Your objective:
The records must be duplicated exactly, with every picture left out.

Supplied entries:
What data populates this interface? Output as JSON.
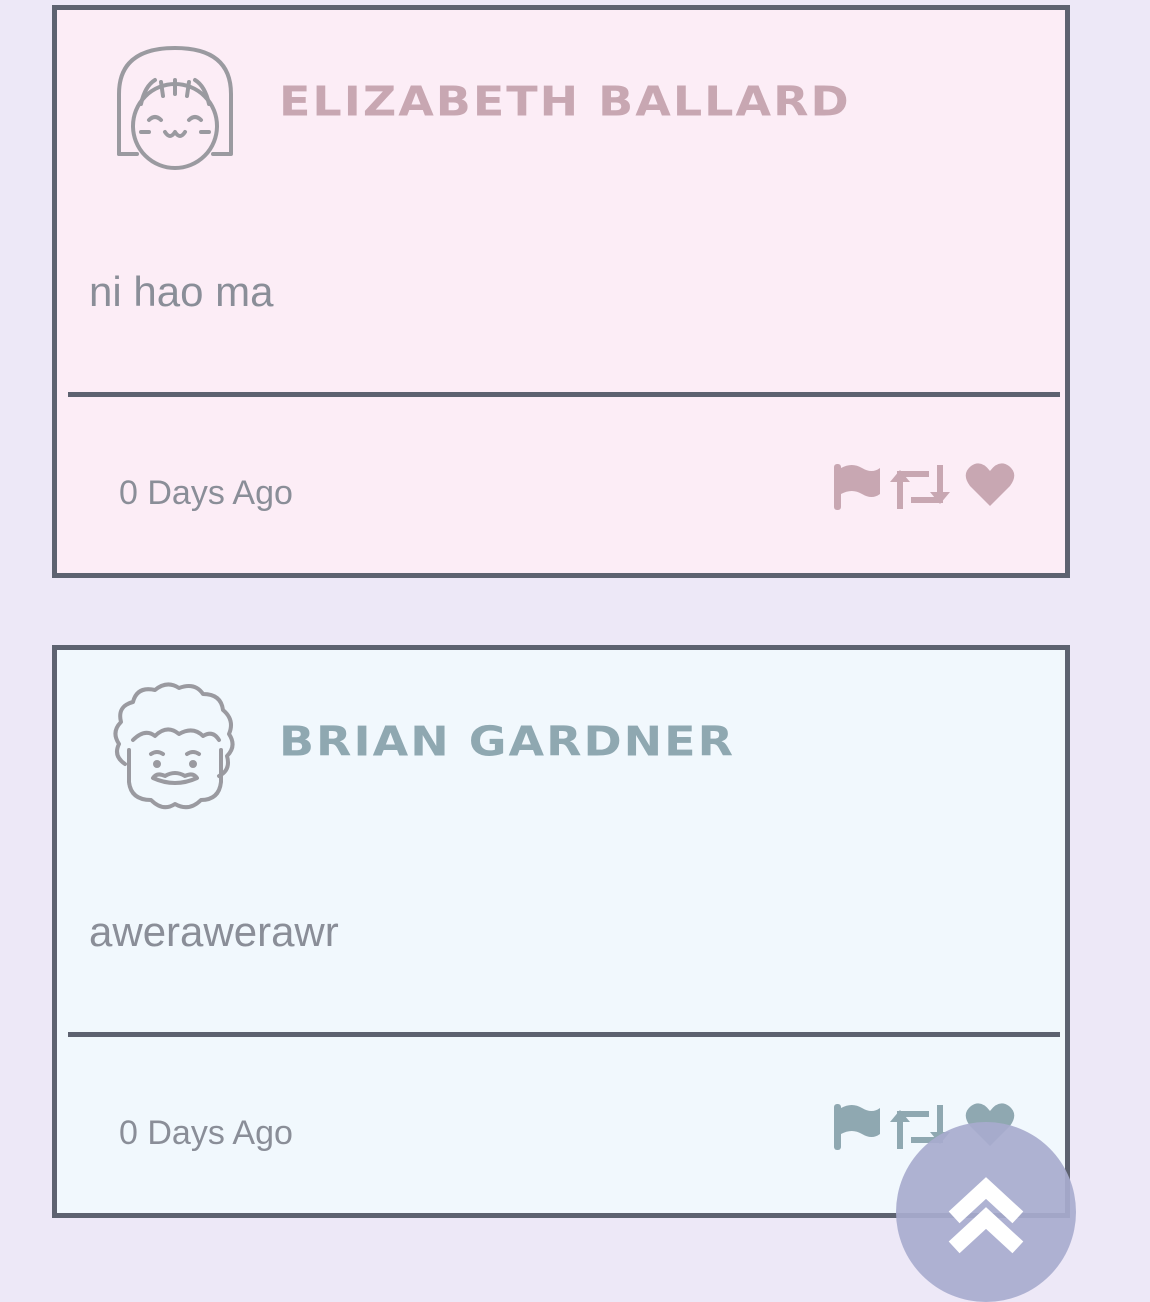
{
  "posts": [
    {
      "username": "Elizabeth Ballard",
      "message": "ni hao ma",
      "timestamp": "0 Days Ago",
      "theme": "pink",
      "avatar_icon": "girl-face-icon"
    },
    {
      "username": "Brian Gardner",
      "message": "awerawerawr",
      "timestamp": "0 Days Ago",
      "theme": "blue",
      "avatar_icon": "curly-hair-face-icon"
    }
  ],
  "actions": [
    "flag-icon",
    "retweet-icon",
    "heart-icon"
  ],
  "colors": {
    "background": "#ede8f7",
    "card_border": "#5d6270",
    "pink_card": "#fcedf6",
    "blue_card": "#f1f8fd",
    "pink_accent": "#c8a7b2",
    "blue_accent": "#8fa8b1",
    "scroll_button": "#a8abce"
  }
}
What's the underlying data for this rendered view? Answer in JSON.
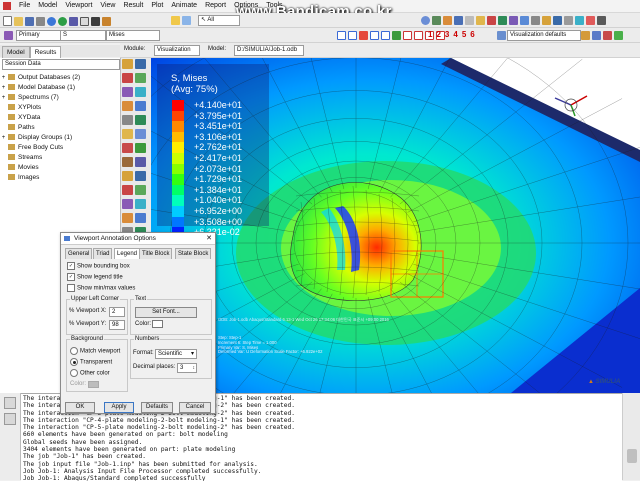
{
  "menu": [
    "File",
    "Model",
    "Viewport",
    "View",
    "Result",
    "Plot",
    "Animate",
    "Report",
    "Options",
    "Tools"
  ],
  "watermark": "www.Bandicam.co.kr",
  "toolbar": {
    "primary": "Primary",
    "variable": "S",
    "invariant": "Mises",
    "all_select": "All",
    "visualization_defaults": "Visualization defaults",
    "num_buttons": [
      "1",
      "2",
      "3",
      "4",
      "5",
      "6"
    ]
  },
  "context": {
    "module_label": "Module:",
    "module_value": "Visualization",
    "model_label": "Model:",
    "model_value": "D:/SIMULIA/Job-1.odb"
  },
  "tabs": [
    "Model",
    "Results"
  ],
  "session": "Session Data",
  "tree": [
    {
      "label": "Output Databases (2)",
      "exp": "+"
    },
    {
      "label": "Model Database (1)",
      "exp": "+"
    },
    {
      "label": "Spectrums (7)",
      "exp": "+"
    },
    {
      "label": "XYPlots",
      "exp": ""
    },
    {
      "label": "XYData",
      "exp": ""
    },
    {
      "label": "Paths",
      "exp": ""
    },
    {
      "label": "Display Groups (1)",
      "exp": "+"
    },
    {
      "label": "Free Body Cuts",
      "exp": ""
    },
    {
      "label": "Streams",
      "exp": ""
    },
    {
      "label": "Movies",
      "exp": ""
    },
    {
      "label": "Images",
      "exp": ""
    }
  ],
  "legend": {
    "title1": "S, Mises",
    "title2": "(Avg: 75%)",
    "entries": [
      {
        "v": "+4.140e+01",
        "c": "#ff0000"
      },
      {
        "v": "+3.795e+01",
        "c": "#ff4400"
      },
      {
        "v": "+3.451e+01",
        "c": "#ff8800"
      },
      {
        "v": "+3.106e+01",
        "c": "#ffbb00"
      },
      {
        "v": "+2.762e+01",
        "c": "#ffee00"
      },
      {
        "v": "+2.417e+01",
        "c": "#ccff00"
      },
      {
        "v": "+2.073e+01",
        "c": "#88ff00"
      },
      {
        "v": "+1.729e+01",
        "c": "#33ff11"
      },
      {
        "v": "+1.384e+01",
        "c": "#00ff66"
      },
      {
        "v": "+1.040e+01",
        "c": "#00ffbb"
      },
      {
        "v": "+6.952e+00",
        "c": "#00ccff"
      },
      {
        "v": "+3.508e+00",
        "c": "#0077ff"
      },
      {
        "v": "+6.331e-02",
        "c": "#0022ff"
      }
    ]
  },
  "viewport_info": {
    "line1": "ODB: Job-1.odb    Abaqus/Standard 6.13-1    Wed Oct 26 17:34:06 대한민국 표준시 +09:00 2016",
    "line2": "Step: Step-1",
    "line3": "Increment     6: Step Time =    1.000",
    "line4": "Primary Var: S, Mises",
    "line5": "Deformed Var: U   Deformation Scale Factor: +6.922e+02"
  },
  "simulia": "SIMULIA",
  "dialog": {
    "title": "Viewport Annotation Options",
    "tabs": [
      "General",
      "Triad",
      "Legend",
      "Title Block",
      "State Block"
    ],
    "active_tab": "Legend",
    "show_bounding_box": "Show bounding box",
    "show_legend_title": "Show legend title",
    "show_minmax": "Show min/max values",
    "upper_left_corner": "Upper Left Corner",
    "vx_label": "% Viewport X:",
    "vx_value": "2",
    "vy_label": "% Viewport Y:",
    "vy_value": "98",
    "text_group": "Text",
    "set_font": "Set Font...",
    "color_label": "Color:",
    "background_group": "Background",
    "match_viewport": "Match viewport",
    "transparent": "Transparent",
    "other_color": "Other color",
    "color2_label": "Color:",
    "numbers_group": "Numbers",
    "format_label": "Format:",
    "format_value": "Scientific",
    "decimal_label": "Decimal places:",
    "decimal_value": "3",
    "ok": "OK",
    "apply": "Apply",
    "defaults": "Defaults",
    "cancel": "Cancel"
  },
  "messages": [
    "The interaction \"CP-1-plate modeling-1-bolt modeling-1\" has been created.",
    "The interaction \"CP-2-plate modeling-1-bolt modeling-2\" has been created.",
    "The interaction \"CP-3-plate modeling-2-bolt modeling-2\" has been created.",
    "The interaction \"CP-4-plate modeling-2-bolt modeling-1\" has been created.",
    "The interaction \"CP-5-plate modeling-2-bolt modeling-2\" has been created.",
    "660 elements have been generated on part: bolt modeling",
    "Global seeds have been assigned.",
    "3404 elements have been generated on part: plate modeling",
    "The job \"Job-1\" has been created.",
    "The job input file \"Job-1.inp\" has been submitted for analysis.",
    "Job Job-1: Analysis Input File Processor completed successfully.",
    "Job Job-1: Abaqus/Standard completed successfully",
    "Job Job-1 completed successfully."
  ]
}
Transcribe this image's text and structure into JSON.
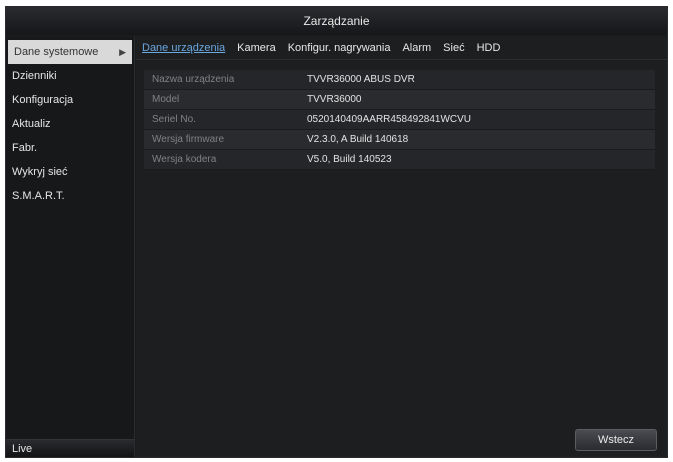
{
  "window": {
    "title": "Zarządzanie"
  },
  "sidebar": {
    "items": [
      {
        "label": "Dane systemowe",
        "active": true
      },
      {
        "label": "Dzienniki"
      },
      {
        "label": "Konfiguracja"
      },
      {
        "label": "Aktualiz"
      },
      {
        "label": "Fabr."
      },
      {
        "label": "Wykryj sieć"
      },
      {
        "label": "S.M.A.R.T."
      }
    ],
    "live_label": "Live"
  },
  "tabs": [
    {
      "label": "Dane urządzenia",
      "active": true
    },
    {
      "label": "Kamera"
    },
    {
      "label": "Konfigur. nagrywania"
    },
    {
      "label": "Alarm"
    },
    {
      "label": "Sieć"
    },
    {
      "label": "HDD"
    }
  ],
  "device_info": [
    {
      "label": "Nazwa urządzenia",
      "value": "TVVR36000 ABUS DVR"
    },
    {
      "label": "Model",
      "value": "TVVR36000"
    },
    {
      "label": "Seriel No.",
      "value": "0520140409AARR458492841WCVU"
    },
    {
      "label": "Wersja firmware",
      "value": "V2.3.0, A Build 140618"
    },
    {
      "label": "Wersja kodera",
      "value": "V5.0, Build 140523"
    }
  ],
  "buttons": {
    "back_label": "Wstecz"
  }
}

Response box:
What data populates this interface? Output as JSON.
{
  "posts": [
    {
      "username": "Elizabeth Ballard",
      "message": "ni hao ma",
      "timestamp": "0 Days Ago",
      "theme": "pink",
      "avatar_icon": "girl-face-icon"
    },
    {
      "username": "Brian Gardner",
      "message": "awerawerawr",
      "timestamp": "0 Days Ago",
      "theme": "blue",
      "avatar_icon": "curly-hair-face-icon"
    }
  ],
  "actions": [
    "flag-icon",
    "retweet-icon",
    "heart-icon"
  ],
  "colors": {
    "background": "#ede8f7",
    "card_border": "#5d6270",
    "pink_card": "#fcedf6",
    "blue_card": "#f1f8fd",
    "pink_accent": "#c8a7b2",
    "blue_accent": "#8fa8b1",
    "scroll_button": "#a8abce"
  }
}
What's the underlying data for this rendered view? Answer in JSON.
{
  "menu": [
    "File",
    "Model",
    "Viewport",
    "View",
    "Result",
    "Plot",
    "Animate",
    "Report",
    "Options",
    "Tools"
  ],
  "watermark": "www.Bandicam.co.kr",
  "toolbar": {
    "primary": "Primary",
    "variable": "S",
    "invariant": "Mises",
    "all_select": "All",
    "visualization_defaults": "Visualization defaults",
    "num_buttons": [
      "1",
      "2",
      "3",
      "4",
      "5",
      "6"
    ]
  },
  "context": {
    "module_label": "Module:",
    "module_value": "Visualization",
    "model_label": "Model:",
    "model_value": "D:/SIMULIA/Job-1.odb"
  },
  "tabs": [
    "Model",
    "Results"
  ],
  "session": "Session Data",
  "tree": [
    {
      "label": "Output Databases (2)",
      "exp": "+"
    },
    {
      "label": "Model Database (1)",
      "exp": "+"
    },
    {
      "label": "Spectrums (7)",
      "exp": "+"
    },
    {
      "label": "XYPlots",
      "exp": ""
    },
    {
      "label": "XYData",
      "exp": ""
    },
    {
      "label": "Paths",
      "exp": ""
    },
    {
      "label": "Display Groups (1)",
      "exp": "+"
    },
    {
      "label": "Free Body Cuts",
      "exp": ""
    },
    {
      "label": "Streams",
      "exp": ""
    },
    {
      "label": "Movies",
      "exp": ""
    },
    {
      "label": "Images",
      "exp": ""
    }
  ],
  "legend": {
    "title1": "S, Mises",
    "title2": "(Avg: 75%)",
    "entries": [
      {
        "v": "+4.140e+01",
        "c": "#ff0000"
      },
      {
        "v": "+3.795e+01",
        "c": "#ff4400"
      },
      {
        "v": "+3.451e+01",
        "c": "#ff8800"
      },
      {
        "v": "+3.106e+01",
        "c": "#ffbb00"
      },
      {
        "v": "+2.762e+01",
        "c": "#ffee00"
      },
      {
        "v": "+2.417e+01",
        "c": "#ccff00"
      },
      {
        "v": "+2.073e+01",
        "c": "#88ff00"
      },
      {
        "v": "+1.729e+01",
        "c": "#33ff11"
      },
      {
        "v": "+1.384e+01",
        "c": "#00ff66"
      },
      {
        "v": "+1.040e+01",
        "c": "#00ffbb"
      },
      {
        "v": "+6.952e+00",
        "c": "#00ccff"
      },
      {
        "v": "+3.508e+00",
        "c": "#0077ff"
      },
      {
        "v": "+6.331e-02",
        "c": "#0022ff"
      }
    ]
  },
  "viewport_info": {
    "line1": "ODB: Job-1.odb    Abaqus/Standard 6.13-1    Wed Oct 26 17:34:06 대한민국 표준시 +09:00 2016",
    "line2": "Step: Step-1",
    "line3": "Increment     6: Step Time =    1.000",
    "line4": "Primary Var: S, Mises",
    "line5": "Deformed Var: U   Deformation Scale Factor: +6.922e+02"
  },
  "simulia": "SIMULIA",
  "dialog": {
    "title": "Viewport Annotation Options",
    "tabs": [
      "General",
      "Triad",
      "Legend",
      "Title Block",
      "State Block"
    ],
    "active_tab": "Legend",
    "show_bounding_box": "Show bounding box",
    "show_legend_title": "Show legend title",
    "show_minmax": "Show min/max values",
    "upper_left_corner": "Upper Left Corner",
    "vx_label": "% Viewport X:",
    "vx_value": "2",
    "vy_label": "% Viewport Y:",
    "vy_value": "98",
    "text_group": "Text",
    "set_font": "Set Font...",
    "color_label": "Color:",
    "background_group": "Background",
    "match_viewport": "Match viewport",
    "transparent": "Transparent",
    "other_color": "Other color",
    "color2_label": "Color:",
    "numbers_group": "Numbers",
    "format_label": "Format:",
    "format_value": "Scientific",
    "decimal_label": "Decimal places:",
    "decimal_value": "3",
    "ok": "OK",
    "apply": "Apply",
    "defaults": "Defaults",
    "cancel": "Cancel"
  },
  "messages": [
    "The interaction \"CP-1-plate modeling-1-bolt modeling-1\" has been created.",
    "The interaction \"CP-2-plate modeling-1-bolt modeling-2\" has been created.",
    "The interaction \"CP-3-plate modeling-2-bolt modeling-2\" has been created.",
    "The interaction \"CP-4-plate modeling-2-bolt modeling-1\" has been created.",
    "The interaction \"CP-5-plate modeling-2-bolt modeling-2\" has been created.",
    "660 elements have been generated on part: bolt modeling",
    "Global seeds have been assigned.",
    "3404 elements have been generated on part: plate modeling",
    "The job \"Job-1\" has been created.",
    "The job input file \"Job-1.inp\" has been submitted for analysis.",
    "Job Job-1: Analysis Input File Processor completed successfully.",
    "Job Job-1: Abaqus/Standard completed successfully",
    "Job Job-1 completed successfully."
  ]
}
Transcribe this image's text and structure into JSON.
{
  "window": {
    "title": "Zarządzanie"
  },
  "sidebar": {
    "items": [
      {
        "label": "Dane systemowe",
        "active": true
      },
      {
        "label": "Dzienniki"
      },
      {
        "label": "Konfiguracja"
      },
      {
        "label": "Aktualiz"
      },
      {
        "label": "Fabr."
      },
      {
        "label": "Wykryj sieć"
      },
      {
        "label": "S.M.A.R.T."
      }
    ],
    "live_label": "Live"
  },
  "tabs": [
    {
      "label": "Dane urządzenia",
      "active": true
    },
    {
      "label": "Kamera"
    },
    {
      "label": "Konfigur. nagrywania"
    },
    {
      "label": "Alarm"
    },
    {
      "label": "Sieć"
    },
    {
      "label": "HDD"
    }
  ],
  "device_info": [
    {
      "label": "Nazwa urządzenia",
      "value": "TVVR36000 ABUS DVR"
    },
    {
      "label": "Model",
      "value": "TVVR36000"
    },
    {
      "label": "Seriel No.",
      "value": "0520140409AARR458492841WCVU"
    },
    {
      "label": "Wersja firmware",
      "value": "V2.3.0, A Build 140618"
    },
    {
      "label": "Wersja kodera",
      "value": "V5.0, Build 140523"
    }
  ],
  "buttons": {
    "back_label": "Wstecz"
  }
}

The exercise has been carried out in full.